We at Center for Equal Rights ("CFER") have our own view of what the Booker/Fanfan opinions will hold. For the reasons explained hereafter, we predict the opinions will provide the following:
1) Initially, it is our position that the decision in Blakely merely clarified that Apprendi was meant to apply to the United States Sentencing Guidelines and not exclusively to criminal statutes. (The term "statutory maximum" is also meant to apply to the guideline maximum" penalty).
2) The reasoning in paragraph 1 (above) will open a flood gate of relief for those people sentenced under an erroneous view of the Sentencing Guidelines after Apprendi issued, that being June 26, 2000.
3) The reasoning in paragraph 2 is supported by the sound maxim that “when th[e Supreme] Court construes a statute, it is explaining its understanding of what the statute has meant continuously since the date when it became law.” Rivers v. Roadway Express, Inc., 511 U.S. 298, 313, n. 12 (1994). We consider the Guidelines as having the force and effect of statutes.
4) Because Blakely merely clarifies that Apprendi applied to the Guidelines June 26, 2000, we believe that there is no Teague v. Lane, 489 U.S. 288 (1989) problem. Thus the decision in Blakely, did not change the law, it merely explained what Apprendi had meant since it was decided.
5) The Supreme Court will hold that the Guidelines are severable. Thus, the guidelines initial base offense level must be supported by a finding of fact "either admitted" or determined "by a jury beyond a reasonable doubt." This way the Court will save the Guidelines.
6) Other enhancements must be the product of the same burden of proof as in paragraph 5, but they must be "charged in the indictment" to be considered for submission in the sentencing process.
7) The "prior conviction exception" will remain undisturbed, not moved by the Apprendi/Blakely holding. Thus, 4B1.1-4 enhancements are not implicated.
In conclusion, the Guidelines will not be held wholly unconstitutional, but rather subject to greater standards of proof, and severable where appropriate as judged in each individual case. There will, of course, be reform and new commentary. All people sentenced after Apprendi issued will eventually be entitled to some relief (if a valid Apprendi-error even exists). To relieve the courts of thousands of 2255 motions and collateral challenges, the Commission will most likely announce many 1B1.10 Amendments permitting relief under 18 USC Sec. 3582(c).

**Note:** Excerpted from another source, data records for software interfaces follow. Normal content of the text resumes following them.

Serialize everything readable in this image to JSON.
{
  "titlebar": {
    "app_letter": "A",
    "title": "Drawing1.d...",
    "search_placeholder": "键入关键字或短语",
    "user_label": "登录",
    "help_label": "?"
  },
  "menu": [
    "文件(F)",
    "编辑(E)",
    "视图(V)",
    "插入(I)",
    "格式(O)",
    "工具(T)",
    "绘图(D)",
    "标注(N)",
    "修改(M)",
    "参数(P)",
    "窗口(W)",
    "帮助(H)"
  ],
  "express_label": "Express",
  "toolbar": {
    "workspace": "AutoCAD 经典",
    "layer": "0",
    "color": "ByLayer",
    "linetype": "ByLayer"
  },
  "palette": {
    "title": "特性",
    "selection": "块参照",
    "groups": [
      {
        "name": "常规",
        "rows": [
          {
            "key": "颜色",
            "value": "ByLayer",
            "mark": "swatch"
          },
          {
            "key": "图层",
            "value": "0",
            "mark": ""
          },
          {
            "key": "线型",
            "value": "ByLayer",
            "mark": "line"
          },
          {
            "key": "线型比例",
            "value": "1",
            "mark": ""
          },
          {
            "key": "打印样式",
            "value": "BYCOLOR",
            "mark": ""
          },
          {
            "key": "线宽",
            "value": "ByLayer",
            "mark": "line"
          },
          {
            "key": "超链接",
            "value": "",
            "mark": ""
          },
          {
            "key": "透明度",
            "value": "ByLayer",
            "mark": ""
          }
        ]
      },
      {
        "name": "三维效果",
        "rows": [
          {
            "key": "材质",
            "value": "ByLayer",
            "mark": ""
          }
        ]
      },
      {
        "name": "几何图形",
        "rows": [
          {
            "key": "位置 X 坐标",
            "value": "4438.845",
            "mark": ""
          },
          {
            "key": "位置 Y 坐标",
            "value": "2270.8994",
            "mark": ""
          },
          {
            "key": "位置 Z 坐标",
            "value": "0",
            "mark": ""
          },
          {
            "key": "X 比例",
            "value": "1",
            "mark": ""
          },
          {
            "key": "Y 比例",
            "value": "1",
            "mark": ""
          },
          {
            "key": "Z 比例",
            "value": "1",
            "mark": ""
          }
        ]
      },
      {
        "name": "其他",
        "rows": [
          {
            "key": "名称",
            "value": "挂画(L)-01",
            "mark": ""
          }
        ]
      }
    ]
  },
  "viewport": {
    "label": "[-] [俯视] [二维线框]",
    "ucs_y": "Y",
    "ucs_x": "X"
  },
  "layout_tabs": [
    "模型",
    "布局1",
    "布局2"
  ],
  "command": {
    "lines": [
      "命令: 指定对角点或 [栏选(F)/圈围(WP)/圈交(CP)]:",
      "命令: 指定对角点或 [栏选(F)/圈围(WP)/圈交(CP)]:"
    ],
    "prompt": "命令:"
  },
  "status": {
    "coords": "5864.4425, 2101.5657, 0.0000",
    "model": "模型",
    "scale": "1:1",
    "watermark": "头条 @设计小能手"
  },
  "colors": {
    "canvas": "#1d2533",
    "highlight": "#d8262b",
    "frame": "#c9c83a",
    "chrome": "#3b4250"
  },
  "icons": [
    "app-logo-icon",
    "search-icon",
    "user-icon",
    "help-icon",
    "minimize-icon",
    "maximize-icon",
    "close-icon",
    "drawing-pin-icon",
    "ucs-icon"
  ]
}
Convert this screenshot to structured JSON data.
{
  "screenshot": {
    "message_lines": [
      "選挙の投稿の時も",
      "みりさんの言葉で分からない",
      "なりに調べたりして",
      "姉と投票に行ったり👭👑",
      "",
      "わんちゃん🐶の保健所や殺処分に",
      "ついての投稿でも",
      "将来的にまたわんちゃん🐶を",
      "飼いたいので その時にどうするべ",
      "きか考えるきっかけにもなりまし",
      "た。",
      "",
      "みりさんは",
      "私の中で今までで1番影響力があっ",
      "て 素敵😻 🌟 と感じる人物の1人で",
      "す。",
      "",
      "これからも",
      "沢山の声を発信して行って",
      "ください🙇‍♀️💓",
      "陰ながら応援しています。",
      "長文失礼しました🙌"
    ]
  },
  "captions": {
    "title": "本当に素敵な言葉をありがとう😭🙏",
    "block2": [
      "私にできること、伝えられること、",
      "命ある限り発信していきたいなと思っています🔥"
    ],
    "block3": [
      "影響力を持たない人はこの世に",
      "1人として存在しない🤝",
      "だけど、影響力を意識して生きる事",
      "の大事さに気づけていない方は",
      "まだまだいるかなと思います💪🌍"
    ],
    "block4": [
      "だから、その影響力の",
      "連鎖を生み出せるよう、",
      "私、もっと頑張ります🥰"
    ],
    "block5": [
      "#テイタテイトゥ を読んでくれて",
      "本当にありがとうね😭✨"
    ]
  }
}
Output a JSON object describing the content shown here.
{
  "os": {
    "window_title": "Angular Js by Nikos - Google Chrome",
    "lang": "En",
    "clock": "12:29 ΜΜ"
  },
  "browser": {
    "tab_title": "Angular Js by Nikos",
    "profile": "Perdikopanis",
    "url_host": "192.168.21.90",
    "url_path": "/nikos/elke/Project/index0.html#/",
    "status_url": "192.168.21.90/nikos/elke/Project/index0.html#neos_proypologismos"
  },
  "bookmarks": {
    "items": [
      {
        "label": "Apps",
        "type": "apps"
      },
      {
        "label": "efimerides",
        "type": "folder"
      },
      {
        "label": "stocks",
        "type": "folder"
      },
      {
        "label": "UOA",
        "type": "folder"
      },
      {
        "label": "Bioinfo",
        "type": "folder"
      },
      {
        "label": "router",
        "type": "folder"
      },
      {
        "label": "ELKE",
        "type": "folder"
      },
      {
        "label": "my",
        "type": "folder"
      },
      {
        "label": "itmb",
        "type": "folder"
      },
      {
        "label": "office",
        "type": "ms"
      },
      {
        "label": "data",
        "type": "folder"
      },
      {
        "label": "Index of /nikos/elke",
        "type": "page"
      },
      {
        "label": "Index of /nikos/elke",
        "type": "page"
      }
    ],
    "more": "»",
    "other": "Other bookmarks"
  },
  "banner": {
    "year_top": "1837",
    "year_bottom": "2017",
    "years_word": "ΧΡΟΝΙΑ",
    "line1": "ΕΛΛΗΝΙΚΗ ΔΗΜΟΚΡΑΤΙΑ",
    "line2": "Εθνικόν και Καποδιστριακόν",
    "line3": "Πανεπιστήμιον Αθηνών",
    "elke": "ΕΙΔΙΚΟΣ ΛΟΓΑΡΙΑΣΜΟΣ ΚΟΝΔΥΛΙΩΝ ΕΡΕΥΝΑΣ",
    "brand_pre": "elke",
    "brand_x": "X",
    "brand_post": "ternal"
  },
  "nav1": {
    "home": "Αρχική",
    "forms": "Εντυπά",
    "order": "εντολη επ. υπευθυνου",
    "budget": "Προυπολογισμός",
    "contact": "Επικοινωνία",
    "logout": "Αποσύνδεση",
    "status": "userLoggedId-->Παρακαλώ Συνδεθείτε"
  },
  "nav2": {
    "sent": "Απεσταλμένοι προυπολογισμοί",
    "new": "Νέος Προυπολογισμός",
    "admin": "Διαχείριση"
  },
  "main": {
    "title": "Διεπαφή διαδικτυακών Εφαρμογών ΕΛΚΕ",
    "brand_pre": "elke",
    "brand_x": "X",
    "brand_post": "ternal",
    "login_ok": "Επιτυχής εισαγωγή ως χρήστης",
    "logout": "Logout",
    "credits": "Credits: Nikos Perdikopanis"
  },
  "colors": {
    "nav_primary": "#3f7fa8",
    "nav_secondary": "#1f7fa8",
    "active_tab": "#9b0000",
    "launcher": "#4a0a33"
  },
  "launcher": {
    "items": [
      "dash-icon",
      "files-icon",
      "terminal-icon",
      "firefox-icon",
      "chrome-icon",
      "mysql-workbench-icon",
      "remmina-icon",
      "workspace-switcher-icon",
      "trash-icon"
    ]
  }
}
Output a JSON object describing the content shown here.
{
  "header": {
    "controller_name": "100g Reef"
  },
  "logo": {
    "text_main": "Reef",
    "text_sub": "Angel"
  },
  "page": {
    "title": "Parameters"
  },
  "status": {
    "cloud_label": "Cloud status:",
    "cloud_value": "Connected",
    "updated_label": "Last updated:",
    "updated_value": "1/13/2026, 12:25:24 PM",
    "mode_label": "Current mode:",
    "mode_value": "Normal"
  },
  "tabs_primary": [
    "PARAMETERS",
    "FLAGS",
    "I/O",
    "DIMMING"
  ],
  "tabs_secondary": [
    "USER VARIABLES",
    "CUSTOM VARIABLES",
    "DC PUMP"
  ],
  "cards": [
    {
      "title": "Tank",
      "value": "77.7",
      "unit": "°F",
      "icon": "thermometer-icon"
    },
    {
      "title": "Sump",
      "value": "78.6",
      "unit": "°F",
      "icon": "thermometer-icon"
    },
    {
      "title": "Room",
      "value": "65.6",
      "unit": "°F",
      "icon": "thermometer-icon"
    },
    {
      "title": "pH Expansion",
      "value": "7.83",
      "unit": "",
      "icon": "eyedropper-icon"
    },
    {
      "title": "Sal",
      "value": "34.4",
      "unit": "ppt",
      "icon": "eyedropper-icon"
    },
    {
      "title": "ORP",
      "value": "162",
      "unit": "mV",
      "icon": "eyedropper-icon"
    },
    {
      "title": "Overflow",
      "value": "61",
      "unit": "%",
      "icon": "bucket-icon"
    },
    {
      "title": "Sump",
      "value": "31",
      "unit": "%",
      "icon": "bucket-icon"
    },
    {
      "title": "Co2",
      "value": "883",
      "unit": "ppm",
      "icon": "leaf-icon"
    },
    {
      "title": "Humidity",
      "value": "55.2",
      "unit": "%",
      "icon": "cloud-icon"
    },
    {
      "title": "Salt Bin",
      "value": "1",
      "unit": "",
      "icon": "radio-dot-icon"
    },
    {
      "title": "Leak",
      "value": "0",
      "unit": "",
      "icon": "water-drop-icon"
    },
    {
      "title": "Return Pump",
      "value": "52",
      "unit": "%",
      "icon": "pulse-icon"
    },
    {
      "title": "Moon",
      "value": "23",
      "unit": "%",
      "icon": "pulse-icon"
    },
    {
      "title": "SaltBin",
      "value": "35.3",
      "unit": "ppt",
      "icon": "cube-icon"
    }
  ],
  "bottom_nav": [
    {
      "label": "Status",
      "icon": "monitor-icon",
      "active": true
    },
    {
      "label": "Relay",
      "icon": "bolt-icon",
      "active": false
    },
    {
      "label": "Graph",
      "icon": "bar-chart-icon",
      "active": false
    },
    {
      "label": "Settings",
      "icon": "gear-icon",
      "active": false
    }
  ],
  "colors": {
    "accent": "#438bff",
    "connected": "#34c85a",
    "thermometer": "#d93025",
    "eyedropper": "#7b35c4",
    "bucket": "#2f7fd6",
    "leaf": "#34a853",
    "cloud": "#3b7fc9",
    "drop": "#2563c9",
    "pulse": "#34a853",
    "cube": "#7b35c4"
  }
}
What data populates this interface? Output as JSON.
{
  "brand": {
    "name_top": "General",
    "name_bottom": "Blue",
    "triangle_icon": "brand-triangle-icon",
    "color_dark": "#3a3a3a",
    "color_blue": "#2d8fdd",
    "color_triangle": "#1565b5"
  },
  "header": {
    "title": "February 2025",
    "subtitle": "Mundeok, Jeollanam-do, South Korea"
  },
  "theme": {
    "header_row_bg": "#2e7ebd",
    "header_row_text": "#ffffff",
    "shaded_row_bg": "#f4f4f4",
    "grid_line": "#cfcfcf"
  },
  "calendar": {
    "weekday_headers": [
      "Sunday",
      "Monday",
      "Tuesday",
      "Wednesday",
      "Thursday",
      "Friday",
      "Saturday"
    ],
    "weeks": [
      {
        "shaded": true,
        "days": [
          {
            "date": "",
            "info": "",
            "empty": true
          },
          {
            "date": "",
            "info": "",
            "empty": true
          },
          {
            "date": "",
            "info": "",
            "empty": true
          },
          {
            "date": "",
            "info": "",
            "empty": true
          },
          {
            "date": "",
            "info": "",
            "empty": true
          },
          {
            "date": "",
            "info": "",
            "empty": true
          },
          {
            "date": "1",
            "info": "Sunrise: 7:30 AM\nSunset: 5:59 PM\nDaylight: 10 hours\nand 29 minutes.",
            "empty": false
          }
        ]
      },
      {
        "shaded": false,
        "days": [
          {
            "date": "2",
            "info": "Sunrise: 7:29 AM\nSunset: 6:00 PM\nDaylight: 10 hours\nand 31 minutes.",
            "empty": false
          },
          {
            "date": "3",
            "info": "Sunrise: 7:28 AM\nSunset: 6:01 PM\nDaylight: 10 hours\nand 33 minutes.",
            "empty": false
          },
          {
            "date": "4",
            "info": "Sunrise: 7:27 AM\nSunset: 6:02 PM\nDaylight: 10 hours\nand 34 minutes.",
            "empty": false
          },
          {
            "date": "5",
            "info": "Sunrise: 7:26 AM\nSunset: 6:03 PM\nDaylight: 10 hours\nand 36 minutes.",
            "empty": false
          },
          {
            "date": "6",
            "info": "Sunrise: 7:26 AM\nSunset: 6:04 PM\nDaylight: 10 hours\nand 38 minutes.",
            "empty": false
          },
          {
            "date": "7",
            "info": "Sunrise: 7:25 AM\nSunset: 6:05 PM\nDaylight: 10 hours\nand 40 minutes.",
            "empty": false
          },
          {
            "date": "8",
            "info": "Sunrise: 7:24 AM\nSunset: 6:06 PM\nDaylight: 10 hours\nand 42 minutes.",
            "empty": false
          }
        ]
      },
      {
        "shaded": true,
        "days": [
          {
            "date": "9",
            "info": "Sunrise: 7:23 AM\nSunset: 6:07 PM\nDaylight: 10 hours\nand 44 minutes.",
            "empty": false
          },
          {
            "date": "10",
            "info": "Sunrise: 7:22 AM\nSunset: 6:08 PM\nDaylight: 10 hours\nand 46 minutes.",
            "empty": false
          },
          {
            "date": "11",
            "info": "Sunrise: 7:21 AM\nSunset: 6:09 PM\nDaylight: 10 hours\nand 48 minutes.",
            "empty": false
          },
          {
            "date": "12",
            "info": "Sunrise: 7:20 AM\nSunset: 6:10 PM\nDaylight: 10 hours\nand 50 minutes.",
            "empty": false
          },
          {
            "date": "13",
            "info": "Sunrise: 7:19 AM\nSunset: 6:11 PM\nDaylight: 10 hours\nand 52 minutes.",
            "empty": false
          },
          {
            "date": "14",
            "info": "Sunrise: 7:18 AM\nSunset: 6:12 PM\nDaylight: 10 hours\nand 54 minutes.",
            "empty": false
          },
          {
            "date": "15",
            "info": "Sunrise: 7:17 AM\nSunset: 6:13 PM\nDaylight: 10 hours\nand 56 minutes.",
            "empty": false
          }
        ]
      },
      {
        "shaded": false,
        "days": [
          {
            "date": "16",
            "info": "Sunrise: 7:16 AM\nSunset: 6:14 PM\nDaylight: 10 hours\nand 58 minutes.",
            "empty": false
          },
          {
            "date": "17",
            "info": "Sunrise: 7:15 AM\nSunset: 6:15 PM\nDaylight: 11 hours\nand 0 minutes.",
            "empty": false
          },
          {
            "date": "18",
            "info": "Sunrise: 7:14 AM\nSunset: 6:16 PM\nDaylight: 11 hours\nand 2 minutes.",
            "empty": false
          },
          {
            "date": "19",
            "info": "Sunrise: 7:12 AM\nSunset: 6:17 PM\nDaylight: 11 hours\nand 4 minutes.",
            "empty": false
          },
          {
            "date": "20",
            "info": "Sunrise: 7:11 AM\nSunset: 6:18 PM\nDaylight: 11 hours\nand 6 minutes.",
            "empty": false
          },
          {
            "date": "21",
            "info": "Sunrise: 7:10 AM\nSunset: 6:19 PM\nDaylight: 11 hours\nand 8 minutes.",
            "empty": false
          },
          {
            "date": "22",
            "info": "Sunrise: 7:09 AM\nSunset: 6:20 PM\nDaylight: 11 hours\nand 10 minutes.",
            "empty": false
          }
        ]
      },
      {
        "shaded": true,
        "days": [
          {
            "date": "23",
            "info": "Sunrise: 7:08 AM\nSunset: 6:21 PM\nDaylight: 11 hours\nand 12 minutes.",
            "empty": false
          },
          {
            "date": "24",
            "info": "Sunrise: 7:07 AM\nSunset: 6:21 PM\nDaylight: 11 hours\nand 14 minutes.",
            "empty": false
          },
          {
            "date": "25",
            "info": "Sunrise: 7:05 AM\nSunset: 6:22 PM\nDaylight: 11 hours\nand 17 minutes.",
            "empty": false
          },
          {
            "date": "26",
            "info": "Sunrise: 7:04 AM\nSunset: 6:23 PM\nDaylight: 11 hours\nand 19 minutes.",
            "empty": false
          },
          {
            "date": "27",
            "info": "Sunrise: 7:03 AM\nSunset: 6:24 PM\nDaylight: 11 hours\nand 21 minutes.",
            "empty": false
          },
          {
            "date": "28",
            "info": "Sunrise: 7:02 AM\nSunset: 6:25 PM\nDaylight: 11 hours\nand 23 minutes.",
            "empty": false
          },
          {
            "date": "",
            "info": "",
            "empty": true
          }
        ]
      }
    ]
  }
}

We welcome your comments or suggestions at CFER:
Center for Equal Rights, Inc.
Ronald L. Humphreys, Director
Posted by: Center for Equal Rights | Dec 14, 2004 12:13:47 AM
From your mouth to God's ear.
Posted by: bob | Dec 14, 2004 12:41:24 AM
Fred asked how the news concerning the Chief Justice would affect Booker/Fanfan. My view is: not very much at all.
The Court announced that the Chief would not participate in decisions from the November session unless his vote were needed to resolve a 4-4 tie. Booker/Fanfan was argued in October, and the Chief was on the bench at that time.
Moreover, most Booker/Fanfan prognosticators do not expect a 4-4 split, in which case the Chief's vote would not be needed to break a tie.
Posted by: Marc Shepherd | Dec 14, 2004 8:11:42 AM